The ongoing assessment of tourism sites by a high-powered Government delegation has helped train the spotlight on an area of the country with enormous potential.
Environment, Tourism and Hospitality Industry Minister Mangaliso Ndlovu and his delegation have been on a general assessment visit of sites throughout the country including the Victoria Falls. This, primarily is to acquire a first-hand appreciation of the sector as well as explore possibilities for the resuscitation of tourism when the Government finally gives a signal.
What the tour, by the minister and his delegation, has accomplished is to effectively train the spotlight on Binga, on the south-eastern edge of Lake Kariba, which holds enormous potential as the go-to tourist attraction.
Binga, on the shores of Lake Kariba, is home to the only sand beach in Zimbabwe. Properly marketed and if made readily accessible, Zimbabweans will no longer have to fly to Beira or Durban for holidays on the beach or by the seaside.
Binga is thought to be one of the sites that should be considered as part of efforts aimed at resuscitating tourism, although much needs to be done by way of infrastructure development, accessibility and marketing promotions, among others.
This explains the tour by the delegation. While the road access and getting to the beach site itself are a challenge, this can only be an opportunity waiting to be exploited, especially in the post-Covid-19 era where development will be key in kick-starting economic recovery. While there is need for investment in accommodation, there is need for a local, regional and international promotion campaign that highlights the attractiveness of Binga as a must-visit site and its potential, including cultural heritage and fishing and boating activities.
For almost four months, most people have been confined to their homes. For many of these, whether local or foreign, in the short-term Binga could probably be marketed as best for adventure tourists who might see the low level of development as a pristine, exciting get-away-to challenge offering outdoor activities.
Mana Pools is exclusively popular for the proximity to the call of the wildlife, breathtaking landscapes and scenery as well as spectacular photographic opportunities for tourists.

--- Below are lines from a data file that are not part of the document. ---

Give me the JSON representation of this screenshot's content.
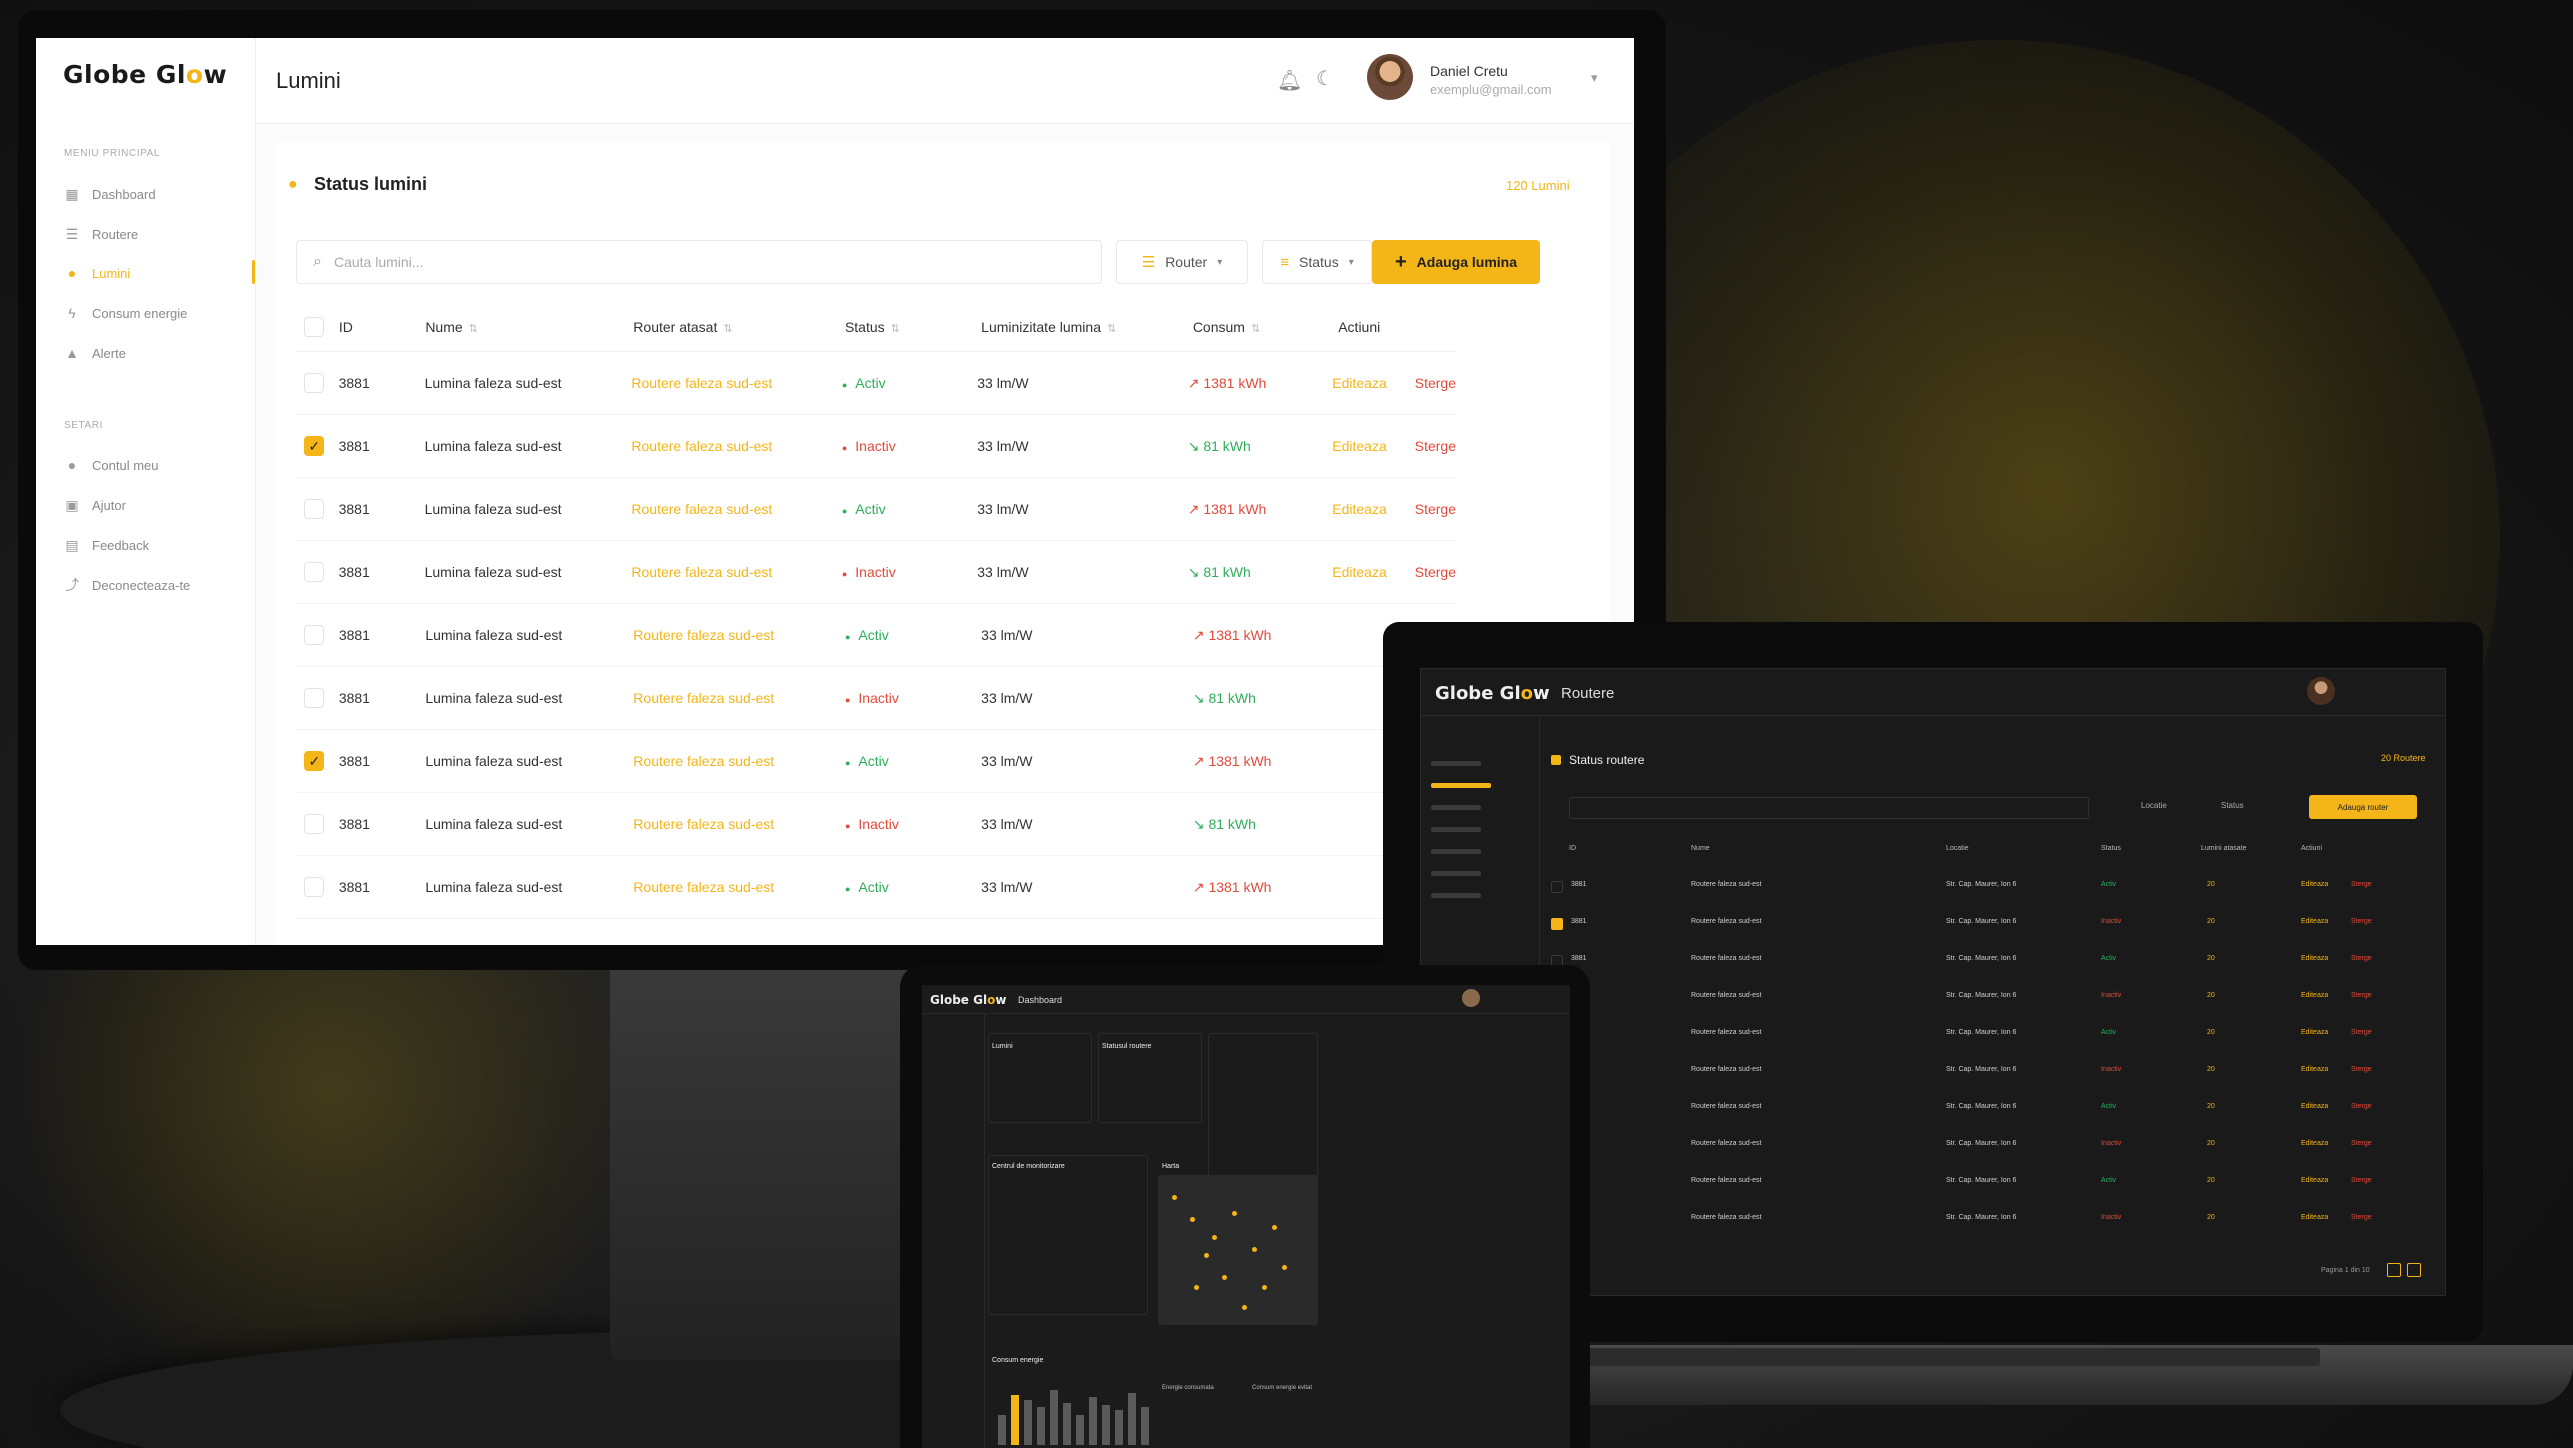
{
  "brand": {
    "name_part1": "Globe Gl",
    "name_o": "o",
    "name_part2": "w",
    "accent": "#f4b518"
  },
  "sidebar": {
    "section_main": "MENIU PRINCIPAL",
    "items": [
      {
        "label": "Dashboard",
        "icon": "grid-icon"
      },
      {
        "label": "Routere",
        "icon": "router-icon"
      },
      {
        "label": "Lumini",
        "icon": "pin-icon"
      },
      {
        "label": "Consum energie",
        "icon": "bolt-icon"
      },
      {
        "label": "Alerte",
        "icon": "warning-icon"
      }
    ],
    "section_settings": "SETARI",
    "settings_items": [
      {
        "label": "Contul meu",
        "icon": "user-icon"
      },
      {
        "label": "Ajutor",
        "icon": "help-icon"
      },
      {
        "label": "Feedback",
        "icon": "feedback-icon"
      },
      {
        "label": "Deconecteaza-te",
        "icon": "logout-icon"
      }
    ]
  },
  "header": {
    "title": "Lumini",
    "user_name": "Daniel Cretu",
    "user_email": "exemplu@gmail.com"
  },
  "card": {
    "title": "Status lumini",
    "count": "120 Lumini"
  },
  "search": {
    "placeholder": "Cauta lumini..."
  },
  "filters": {
    "router": "Router",
    "status": "Status",
    "add": "Adauga lumina"
  },
  "table": {
    "columns": [
      "ID",
      "Nume",
      "Router atasat",
      "Status",
      "Luminizitate lumina",
      "Consum",
      "Actiuni"
    ],
    "rows": [
      {
        "checked": false,
        "id": "3881",
        "name": "Lumina faleza sud-est",
        "router": "Routere faleza sud-est",
        "status": "Activ",
        "lum": "33 lm/W",
        "cons": "1381 kWh",
        "trend": "up",
        "edit": "Editeaza",
        "del": "Sterge"
      },
      {
        "checked": true,
        "id": "3881",
        "name": "Lumina faleza sud-est",
        "router": "Routere faleza sud-est",
        "status": "Inactiv",
        "lum": "33 lm/W",
        "cons": "81 kWh",
        "trend": "down",
        "edit": "Editeaza",
        "del": "Sterge"
      },
      {
        "checked": false,
        "id": "3881",
        "name": "Lumina faleza sud-est",
        "router": "Routere faleza sud-est",
        "status": "Activ",
        "lum": "33 lm/W",
        "cons": "1381 kWh",
        "trend": "up",
        "edit": "Editeaza",
        "del": "Sterge"
      },
      {
        "checked": false,
        "id": "3881",
        "name": "Lumina faleza sud-est",
        "router": "Routere faleza sud-est",
        "status": "Inactiv",
        "lum": "33 lm/W",
        "cons": "81 kWh",
        "trend": "down",
        "edit": "Editeaza",
        "del": "Sterge"
      },
      {
        "checked": false,
        "id": "3881",
        "name": "Lumina faleza sud-est",
        "router": "Routere faleza sud-est",
        "status": "Activ",
        "lum": "33 lm/W",
        "cons": "1381 kWh",
        "trend": "up",
        "edit": "",
        "del": ""
      },
      {
        "checked": false,
        "id": "3881",
        "name": "Lumina faleza sud-est",
        "router": "Routere faleza sud-est",
        "status": "Inactiv",
        "lum": "33 lm/W",
        "cons": "81 kWh",
        "trend": "down",
        "edit": "",
        "del": ""
      },
      {
        "checked": true,
        "id": "3881",
        "name": "Lumina faleza sud-est",
        "router": "Routere faleza sud-est",
        "status": "Activ",
        "lum": "33 lm/W",
        "cons": "1381 kWh",
        "trend": "up",
        "edit": "",
        "del": ""
      },
      {
        "checked": false,
        "id": "3881",
        "name": "Lumina faleza sud-est",
        "router": "Routere faleza sud-est",
        "status": "Inactiv",
        "lum": "33 lm/W",
        "cons": "81 kWh",
        "trend": "down",
        "edit": "",
        "del": ""
      },
      {
        "checked": false,
        "id": "3881",
        "name": "Lumina faleza sud-est",
        "router": "Routere faleza sud-est",
        "status": "Activ",
        "lum": "33 lm/W",
        "cons": "1381 kWh",
        "trend": "up",
        "edit": "",
        "del": ""
      }
    ]
  },
  "laptop": {
    "title": "Routere",
    "card_title": "Status routere",
    "count": "20 Routere",
    "filter_location": "Locatie",
    "filter_status": "Status",
    "add": "Adauga router",
    "columns": [
      "ID",
      "Nume",
      "Locatie",
      "Status",
      "Lumini atasate",
      "Actiuni"
    ],
    "rows": [
      {
        "checked": false,
        "status": "Activ"
      },
      {
        "checked": true,
        "status": "Inactiv"
      },
      {
        "checked": false,
        "status": "Activ"
      },
      {
        "checked": false,
        "status": "Inactiv"
      },
      {
        "checked": false,
        "status": "Activ"
      },
      {
        "checked": false,
        "status": "Inactiv"
      },
      {
        "checked": true,
        "status": "Activ"
      },
      {
        "checked": false,
        "status": "Inactiv"
      },
      {
        "checked": false,
        "status": "Activ"
      },
      {
        "checked": false,
        "status": "Inactiv"
      }
    ],
    "row_id": "3881",
    "row_name": "Routere faleza sud-est",
    "row_location": "Str. Cap. Maurer, Ion 6",
    "row_lights": "20",
    "row_edit": "Editeaza",
    "row_delete": "Sterge",
    "pagination": "Pagina 1 din 10"
  },
  "tablet": {
    "title": "Dashboard",
    "section_lights": "Lumini",
    "section_routers": "Statusul routere",
    "section_monitoring": "Centrul de monitorizare",
    "section_map": "Harta",
    "section_energy": "Consum energie",
    "energy_consumed": "Energie consumata",
    "energy_saved": "Consum energie evitat"
  }
}
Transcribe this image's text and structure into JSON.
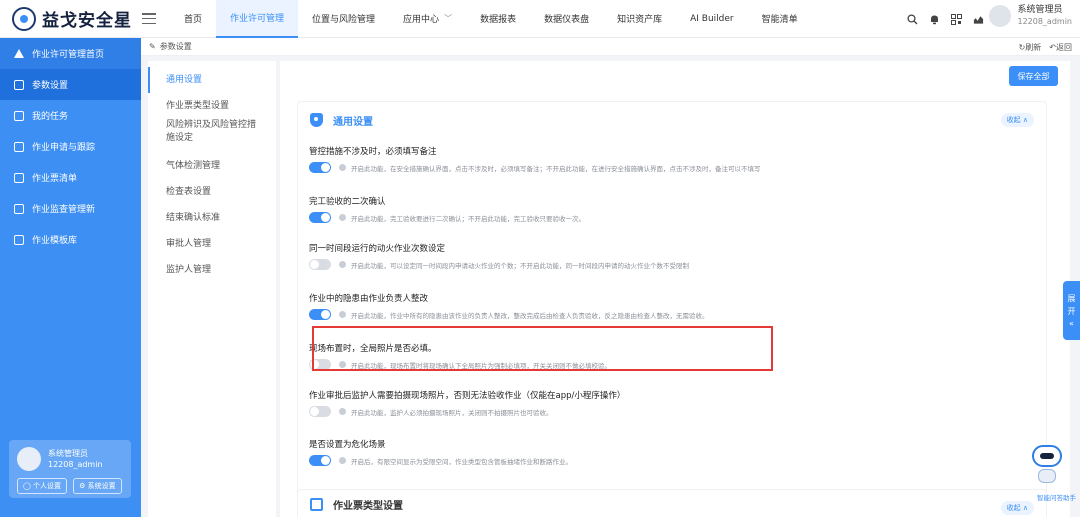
{
  "app": {
    "logo_text": "益戈安全星"
  },
  "nav": {
    "items": [
      {
        "label": "首页",
        "active": false,
        "caret": false
      },
      {
        "label": "作业许可管理",
        "active": true,
        "caret": false
      },
      {
        "label": "位置与风险管理",
        "active": false,
        "caret": false
      },
      {
        "label": "应用中心",
        "active": false,
        "caret": true
      },
      {
        "label": "数据报表",
        "active": false,
        "caret": false
      },
      {
        "label": "数据仪表盘",
        "active": false,
        "caret": false
      },
      {
        "label": "知识资产库",
        "active": false,
        "caret": false
      },
      {
        "label": "AI Builder",
        "active": false,
        "caret": false
      },
      {
        "label": "智能清单",
        "active": false,
        "caret": false
      }
    ],
    "caret_glyph": "﹀",
    "icons": [
      "search-icon",
      "bell-icon",
      "qrcode-icon",
      "chart-icon"
    ]
  },
  "user_top": {
    "name": "系统管理员",
    "id": "12208_admin"
  },
  "sidebar": {
    "items": [
      {
        "label": "作业许可管理首页",
        "icon": "warning-icon"
      },
      {
        "label": "参数设置",
        "icon": "doc-icon"
      },
      {
        "label": "我的任务",
        "icon": "doc-icon"
      },
      {
        "label": "作业申请与跟踪",
        "icon": "doc-icon"
      },
      {
        "label": "作业票清单",
        "icon": "doc-icon"
      },
      {
        "label": "作业监查管理新",
        "icon": "doc-icon"
      },
      {
        "label": "作业模板库",
        "icon": "doc-icon"
      }
    ],
    "user_card": {
      "name": "系统管理员",
      "id": "12208_admin",
      "personal_label": "个人设置",
      "system_label": "系统设置"
    }
  },
  "breadcrumb": {
    "icon": "✎",
    "label": "参数设置",
    "refresh": "刷新",
    "back": "返回"
  },
  "inner_menu": [
    "通用设置",
    "作业票类型设置",
    "风险辨识及风险管控措施设定",
    "气体检测管理",
    "检查表设置",
    "结束确认标准",
    "审批人管理",
    "监护人管理"
  ],
  "content": {
    "save_all": "保存全部",
    "collapse": "收起 ∧",
    "card1_title": "通用设置",
    "settings": [
      {
        "title": "管控措施不涉及时，必须填写备注",
        "on": true,
        "desc": "开启此功能，在安全措施确认界面，点击不涉及时，必须填写备注；不开启此功能，在进行安全措施确认界面，点击不涉及时，备注可以不填写"
      },
      {
        "title": "完工验收的二次确认",
        "on": true,
        "desc": "开启此功能，完工验收要进行二次确认；不开启此功能，完工验收只要验收一次。"
      },
      {
        "title": "同一时间段运行的动火作业次数设定",
        "on": false,
        "desc": "开启此功能，可以设定同一时间段内申请动火作业的个数；不开启此功能，同一时间段内申请的动火作业个数不受限制"
      },
      {
        "title": "作业中的隐患由作业负责人整改",
        "on": true,
        "desc": "开启此功能，作业中所有的隐患由该作业的负责人整改，整改完成后由检查人负责验收，反之隐患由检查人整改，无需验收。"
      },
      {
        "title": "现场布置时，全局照片是否必填。",
        "on": false,
        "desc": "开启此功能，现场布置时将现场确认下全局照片为强制必填项，开关关闭则不做必填校验。"
      },
      {
        "title": "作业审批后监护人需要拍摄现场照片，否则无法验收作业（仅能在app/小程序操作）",
        "on": false,
        "desc": "开启此功能，监护人必须拍摄现场照片，关闭则不拍摄照片也可验收。"
      },
      {
        "title": "是否设置为危化场景",
        "on": true,
        "desc": "开启后，有限空间显示为受限空间，作业类型包含管板抽堵作业和断路作业。"
      }
    ],
    "card2_title": "作业票类型设置"
  },
  "expand_tab": {
    "chars": [
      "展",
      "开",
      "«"
    ]
  },
  "bot": {
    "label": "智能问答助手"
  }
}
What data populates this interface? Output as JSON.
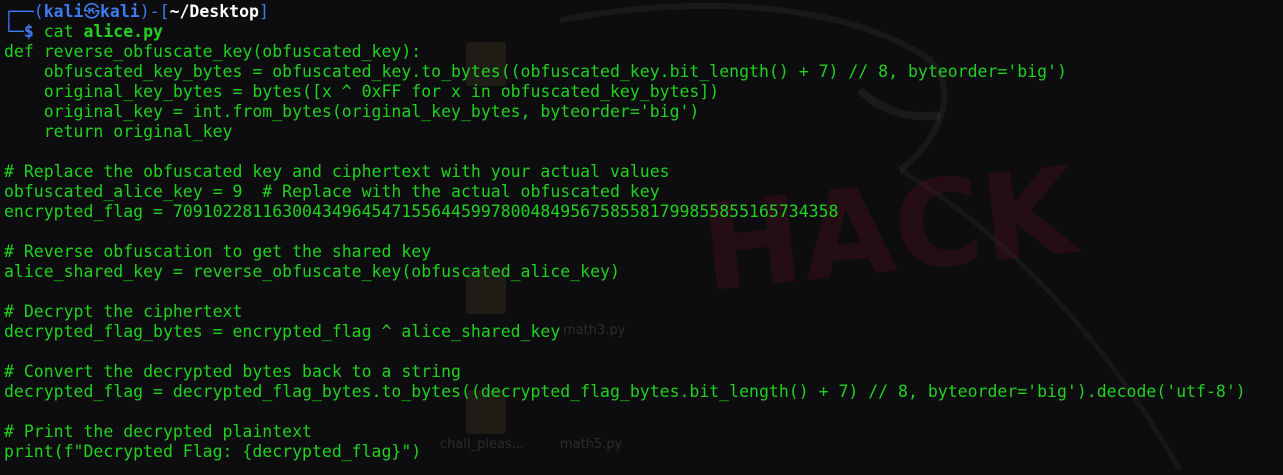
{
  "prompt": {
    "frame_open": "┌──(",
    "user": "kali",
    "skull": "㉿",
    "host": "kali",
    "frame_mid": ")-[",
    "path": "~/Desktop",
    "frame_close": "]",
    "line2_frame": "└─",
    "dollar": "$",
    "command": "cat",
    "argument": "alice.py"
  },
  "file_lines": [
    "def reverse_obfuscate_key(obfuscated_key):",
    "    obfuscated_key_bytes = obfuscated_key.to_bytes((obfuscated_key.bit_length() + 7) // 8, byteorder='big')",
    "    original_key_bytes = bytes([x ^ 0xFF for x in obfuscated_key_bytes])",
    "    original_key = int.from_bytes(original_key_bytes, byteorder='big')",
    "    return original_key",
    "",
    "# Replace the obfuscated key and ciphertext with your actual values",
    "obfuscated_alice_key = 9  # Replace with the actual obfuscated key",
    "encrypted_flag = 7091022811630043496454715564459978004849567585581799855855165734358",
    "",
    "# Reverse obfuscation to get the shared key",
    "alice_shared_key = reverse_obfuscate_key(obfuscated_alice_key)",
    "",
    "# Decrypt the ciphertext",
    "decrypted_flag_bytes = encrypted_flag ^ alice_shared_key",
    "",
    "# Convert the decrypted bytes back to a string",
    "decrypted_flag = decrypted_flag_bytes.to_bytes((decrypted_flag_bytes.bit_length() + 7) // 8, byteorder='big').decode('utf-8')",
    "",
    "# Print the decrypted plaintext",
    "print(f\"Decrypted Flag: {decrypted_flag}\")"
  ],
  "desktop_icons": [
    {
      "label": "math3.py"
    },
    {
      "label": "chall_pleas..."
    },
    {
      "label": "math5.py"
    }
  ],
  "colors": {
    "terminal_text": "#20d11f",
    "prompt_blue": "#3d7cf2",
    "background": "#0d0d0f"
  }
}
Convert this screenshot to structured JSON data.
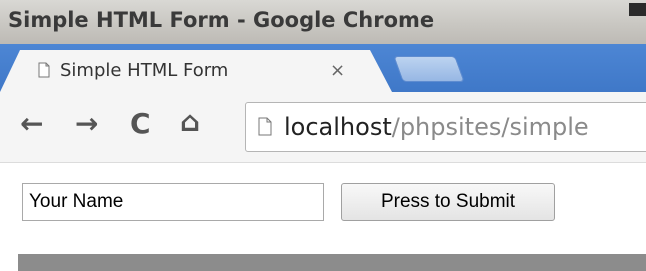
{
  "window": {
    "title": "Simple HTML Form - Google Chrome"
  },
  "tabs": [
    {
      "label": "Simple HTML Form",
      "close": "×"
    }
  ],
  "toolbar": {
    "back": "←",
    "forward": "→",
    "reload": "C",
    "home": "⌂"
  },
  "address_bar": {
    "host": "localhost",
    "path": "/phpsites/simple"
  },
  "form": {
    "name_input_value": "Your Name",
    "submit_label": "Press to Submit"
  },
  "colors": {
    "tab_strip": "#3f78c8",
    "toolbar": "#f5f5f5",
    "separator": "#8c8c8c"
  }
}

Marketing Binga could be modelled along similar lines, drawing on its attractions such as the BaTonga Museum, as well as the magnificent views of the Zambezi River, the gorges, the hot springs and others.
Zimbabwe has many thermal hot springs, but the hottest are in Binga. While modernity has explanations for the phenomenon, the BaTonga believe the hot springs are of both of cultural and historical relevance.
Tourism connects cultures; so for the tourist — local, regional or international — a visit to the BaTonga Museum completes a process of cultural immersion into the way of life of the people who have inhabited this part of Zimbabwe, and across the river in Zambia, for centuries.
Along with the museum is also a vibrant co-operative run by women who weave basketry and beadwork, while the men produce expertly carved stools, headrests, drums and traditional wooden doors produced by master craftsmen.
Artefacts from Binga have been exhibited internationally, while the traditional doors are prized possessions globally because, like the basketry, they tell stories of the BaTonga people.
While there is ready access to Binga via the Bulawayo-Victoria Falls Road and a tarred airstrip, making it accessible by small aircraft, for tourists setting out from Harare and areas in the region of the capital, a considerably shorter route would be to access Binga via Karoi.
Government has commenced work on the first section of the Karoi-Binga Road. However, as part of the overall resuscitation of the economy, a deliberate policy could be to promote completion of the remainder of the link as a gravel road, because this will assist in opening up the area due to easier access.
Investment flows into this part of Zimbabwe will upgrade Binga into a good tourist destination.
Upgrading the route by providing a decent gravel road would create jobs during construction of the road, while accessibility to Binga will mean development of tourist infrastructure could be given momentum, equally leading to employment creation in setting up the infrastructure.
While what the Government delegation saw in Binga shows the need for focused investment, Zimbabwe — together with local players in the tourism sector — can begin to plan how to attract investment into the sector. This can be by tracking upcoming tourism fairs/expos.
An immediate one is the Dubai Expo, which Zimbabwe had planned on attending later this year, but which has been postponed because of the coronavirus-19 (Covid-19) pandemic.
Although the ministry’s site visits are meant to assess the sector’s recovery trajectory, what is evident is that the resuscitation of tourism is largely going to depend on how the sector attracts the domestic market. International tourists will follow what is happening locally.